Dave Moore was born in Minneapolis and grew up there. He briefly left the area to work at a Battle Creek, Michigan radio station in 1949, but returned to Minneapolis when he learned of job openings at channel 4 in 1950. Within an hour of walking into the station, he was working. At this time, the station was known as WTCN, but was purchased by WCCO radio in 1952. The WTCN call sign was recycled a few years later for channel 11, which eventually became KARE. Moore had a variety of jobs in the early years of channel 4, announcing and hosting for multiple programs. He began anchoring the news at 10 p.m. in 1957, then anchored the station's 6 p.m. newscast in 1968. In the mid-70's, Moore hosted a news magazine show on WCCO TV called "Moore on Sunday", which he hosted until he fell ill in 1997.

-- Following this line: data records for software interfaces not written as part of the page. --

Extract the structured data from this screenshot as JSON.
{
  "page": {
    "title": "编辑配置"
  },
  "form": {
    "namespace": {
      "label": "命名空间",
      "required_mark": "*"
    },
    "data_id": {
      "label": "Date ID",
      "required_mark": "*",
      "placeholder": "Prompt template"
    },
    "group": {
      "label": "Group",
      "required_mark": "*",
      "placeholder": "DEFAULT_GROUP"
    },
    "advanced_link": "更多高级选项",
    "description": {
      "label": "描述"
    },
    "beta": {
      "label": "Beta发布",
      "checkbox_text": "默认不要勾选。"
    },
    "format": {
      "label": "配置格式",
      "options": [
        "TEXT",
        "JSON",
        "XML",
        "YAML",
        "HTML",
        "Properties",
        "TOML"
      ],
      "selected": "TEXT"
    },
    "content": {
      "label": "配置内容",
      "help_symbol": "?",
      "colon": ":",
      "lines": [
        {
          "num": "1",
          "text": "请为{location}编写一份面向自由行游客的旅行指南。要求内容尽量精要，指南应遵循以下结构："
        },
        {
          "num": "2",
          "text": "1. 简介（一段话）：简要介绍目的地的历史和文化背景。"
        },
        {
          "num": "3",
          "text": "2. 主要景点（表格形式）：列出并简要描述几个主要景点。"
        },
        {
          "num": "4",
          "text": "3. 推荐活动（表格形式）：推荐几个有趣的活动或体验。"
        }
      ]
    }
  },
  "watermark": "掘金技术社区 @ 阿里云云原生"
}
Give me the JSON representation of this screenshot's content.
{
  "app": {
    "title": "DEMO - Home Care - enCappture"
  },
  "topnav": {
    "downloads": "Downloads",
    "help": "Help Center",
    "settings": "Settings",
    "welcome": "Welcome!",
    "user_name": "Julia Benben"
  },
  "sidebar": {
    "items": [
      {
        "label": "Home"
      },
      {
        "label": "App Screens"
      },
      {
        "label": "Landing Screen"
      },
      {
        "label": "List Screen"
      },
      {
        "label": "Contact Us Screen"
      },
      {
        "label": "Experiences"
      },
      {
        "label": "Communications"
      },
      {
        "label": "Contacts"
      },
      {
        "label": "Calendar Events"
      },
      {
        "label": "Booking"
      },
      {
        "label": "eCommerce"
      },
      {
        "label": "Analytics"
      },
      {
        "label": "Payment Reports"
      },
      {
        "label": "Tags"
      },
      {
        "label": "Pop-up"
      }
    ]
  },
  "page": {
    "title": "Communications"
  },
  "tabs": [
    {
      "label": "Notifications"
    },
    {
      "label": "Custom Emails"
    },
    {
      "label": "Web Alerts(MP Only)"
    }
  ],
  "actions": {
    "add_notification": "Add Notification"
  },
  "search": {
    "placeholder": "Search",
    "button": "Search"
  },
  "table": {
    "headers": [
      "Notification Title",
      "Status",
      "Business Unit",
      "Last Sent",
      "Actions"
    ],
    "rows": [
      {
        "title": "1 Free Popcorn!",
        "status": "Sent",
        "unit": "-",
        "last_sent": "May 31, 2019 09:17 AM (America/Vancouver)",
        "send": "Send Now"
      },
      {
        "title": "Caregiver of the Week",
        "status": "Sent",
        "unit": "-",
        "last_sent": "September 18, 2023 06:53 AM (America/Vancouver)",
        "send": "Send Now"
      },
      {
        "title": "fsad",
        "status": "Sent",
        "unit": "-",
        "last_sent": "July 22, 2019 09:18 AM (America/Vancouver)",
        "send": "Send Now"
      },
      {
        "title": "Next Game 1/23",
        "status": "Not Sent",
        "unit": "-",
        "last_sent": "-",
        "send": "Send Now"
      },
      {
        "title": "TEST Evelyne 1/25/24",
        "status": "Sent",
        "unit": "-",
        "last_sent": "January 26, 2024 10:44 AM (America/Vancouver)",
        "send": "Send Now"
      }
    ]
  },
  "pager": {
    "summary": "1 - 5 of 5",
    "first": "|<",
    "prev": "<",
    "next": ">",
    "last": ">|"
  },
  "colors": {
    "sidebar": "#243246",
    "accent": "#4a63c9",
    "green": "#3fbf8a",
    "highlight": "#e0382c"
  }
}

Moore, with other station personalities, had a penchant for comedy. In 1962 he began The Bedtime Nooz, originally the Midnite News,a satirical late Saturday night news show that also featured weatherman Bud Kraehling and others from the station. This lasted for about a decade, a period during which Moore appeared onstage and received acting training at the University of Minnesota. Moore had wanted to become a stage actor, so The Bedtime Nooz and other shows he appeared in offered outlets for his creativity. A most revered stage performance occurred at Park Square Theatre in St. Paul, MN, in 1992. Dave starred in a production of "On Borrowed Time," by Paul Osborne. Playing "Gramps," the production was unique as it was directed by Moore's son, Peter. The production was considered so successful, that the company revived the show in 1993, due in no small part that the show's co-star, child actor Kirk Hall, Jr. , was going to "out-grow" the part of "Pud," the grandson of Gramps.

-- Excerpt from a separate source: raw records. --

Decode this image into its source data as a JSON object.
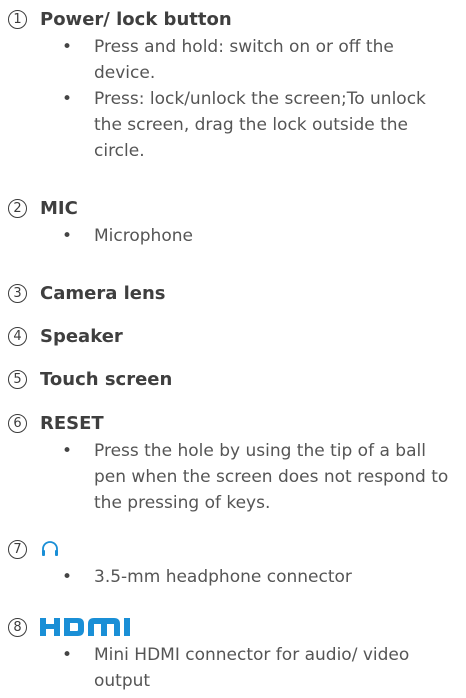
{
  "items": [
    {
      "number": "1",
      "title": "Power/ lock button",
      "bullets": [
        "Press and hold: switch on or off the device.",
        "Press: lock/unlock the screen;To unlock the screen, drag the lock outside the circle."
      ]
    },
    {
      "number": "2",
      "title": "MIC",
      "bullets": [
        "Microphone"
      ]
    },
    {
      "number": "3",
      "title": "Camera lens",
      "bullets": []
    },
    {
      "number": "4",
      "title": "Speaker",
      "bullets": []
    },
    {
      "number": "5",
      "title": "Touch screen",
      "bullets": []
    },
    {
      "number": "6",
      "title": "RESET",
      "bullets": [
        "Press the hole by using the tip of a ball pen when the screen does not respond to the pressing of keys."
      ]
    },
    {
      "number": "7",
      "icon": "headphone-icon",
      "bullets": [
        "3.5-mm headphone connector"
      ]
    },
    {
      "number": "8",
      "icon": "hdmi-logo",
      "logo_text": "HDMI",
      "bullets": [
        "Mini HDMI connector for audio/ video output"
      ]
    }
  ],
  "colors": {
    "text": "#3c3c3c",
    "bullet_text": "#555555",
    "icon_blue": "#1a8fd6"
  }
}
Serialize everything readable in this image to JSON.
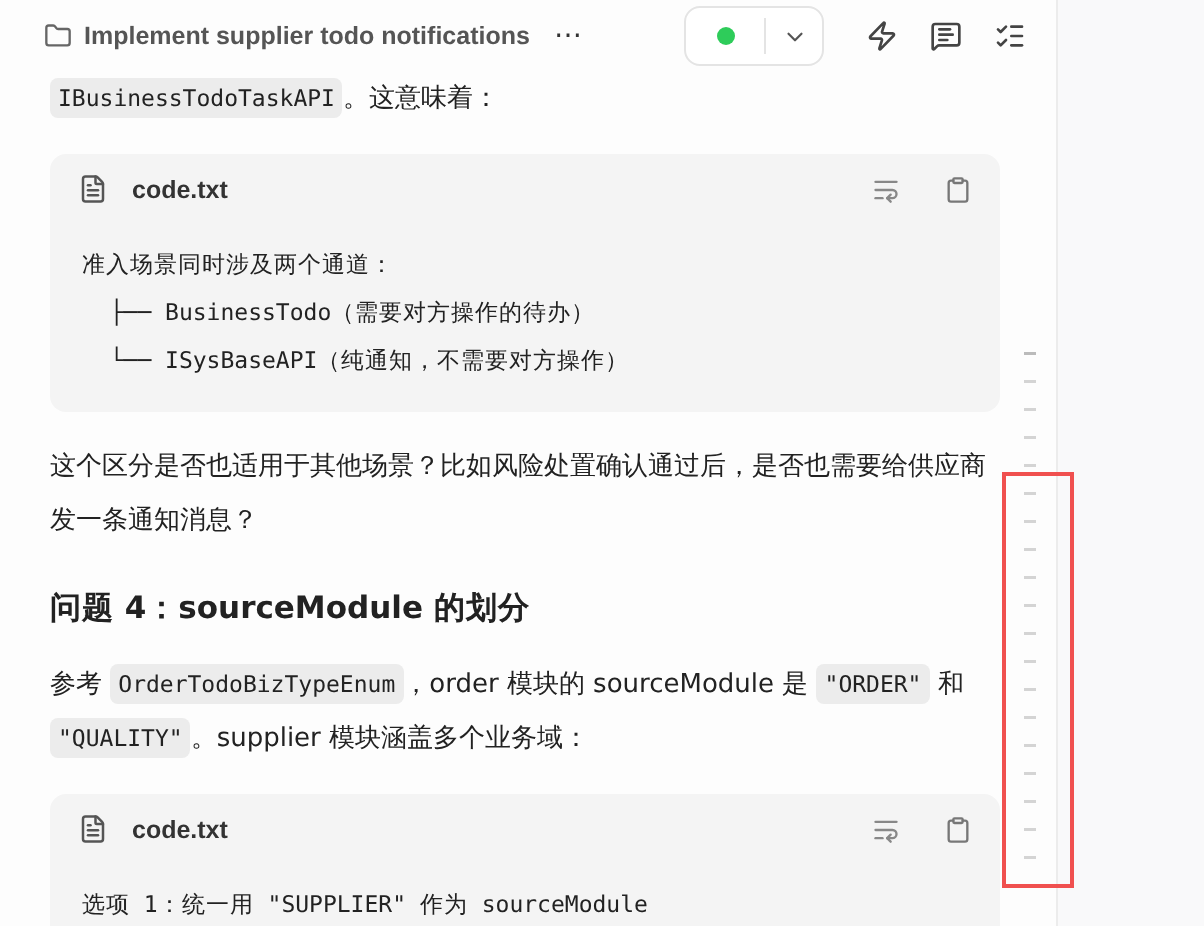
{
  "header": {
    "title": "Implement supplier todo notifications",
    "more": "⋯"
  },
  "content": [
    {
      "kind": "para",
      "parts": [
        {
          "code": true,
          "text": "IBusinessTodoTaskAPI"
        },
        {
          "code": false,
          "text": "。这意味着："
        }
      ]
    },
    {
      "kind": "code",
      "filename": "code.txt",
      "lines": [
        "准入场景同时涉及两个通道：",
        "  ├── BusinessTodo（需要对方操作的待办）",
        "  └── ISysBaseAPI（纯通知，不需要对方操作）"
      ]
    },
    {
      "kind": "para",
      "parts": [
        {
          "code": false,
          "text": "这个区分是否也适用于其他场景？比如风险处置确认通过后，是否也需要给供应商发一条通知消息？"
        }
      ]
    },
    {
      "kind": "heading",
      "text": "问题 4：sourceModule 的划分"
    },
    {
      "kind": "para",
      "parts": [
        {
          "code": false,
          "text": "参考 "
        },
        {
          "code": true,
          "text": "OrderTodoBizTypeEnum"
        },
        {
          "code": false,
          "text": "，order 模块的 sourceModule 是 "
        },
        {
          "code": true,
          "text": "\"ORDER\""
        },
        {
          "code": false,
          "text": " 和 "
        },
        {
          "code": true,
          "text": "\"QUALITY\""
        },
        {
          "code": false,
          "text": "。supplier 模块涵盖多个业务域："
        }
      ]
    },
    {
      "kind": "code",
      "filename": "code.txt",
      "lines": [
        "选项 1：统一用 \"SUPPLIER\" 作为 sourceModule"
      ]
    }
  ],
  "highlight": {
    "shown": true
  }
}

WCCO is considered by many to have originated the "happy talk" often used to attract viewers in modern local newscasts, at least among stations in the Twin Cities. It has been said that Moore's happy talk was merely a result of the camaraderie among the cast rather than a contrived plan, although his acting ability could have fooled people easily. Beyond that, however, Moore actually resisted many changes over the years to increase viewership. He was not fond of crime reporting, and didn't like using those stories as lead-ins for the news. Also, while Moore was a strong supporter of women's rights, he didn't like being placed beside a female co-anchor in the 1970s. Moore felt that having two people read the news distracted from the stories being told. His first co-anchor was Susan Spencer, replaced a few years later by Pat Miles.
Moore was a heavy smoker, which contributed his voice growing raspier over the years. Even as he aged and sported graying hair, he continued to be a popular figure. He kept busy, hosting the 5 p.m., 6 p.m., and 10 p.m. newscasts and producing periodic hour-long documentaries under the name The Moore Report, for which the station won many prestigious accolades. 1984's "Hollow Victory: Vietnam Under Communism" won a George Foster Peabody Award. The documentary was made after the station spent a year and a half negotiating a 35-day visa to visit the country.
The anchorman's humble nature meant that he did not push for high salaries. While reporters in significant markets around the country negotiated more and more expensive contracts, Moore and other newscasters in the Twin Cities were modestly paid. In 1985, Moore stepped down from the 10 p.m. newscast, eventually retiring from the evening news in 1991.
In 1986, Moore published his memoirs and correspondence with viewers throughout his career, titled A Member of the Family (ISBN 0-9617-4230-5).
Two of Moore's sons, Andy and Pete Moore, began working on a play to remember their father's life. They struggled to structure the play, eventually deciding to base it on their own stories and recollections rather than creating a dramatic piece with an actor portraying Dave. Called Sons of the Bedtime Nooz, it was performed at the Great American History Theatre in Saint Paul in early 2005.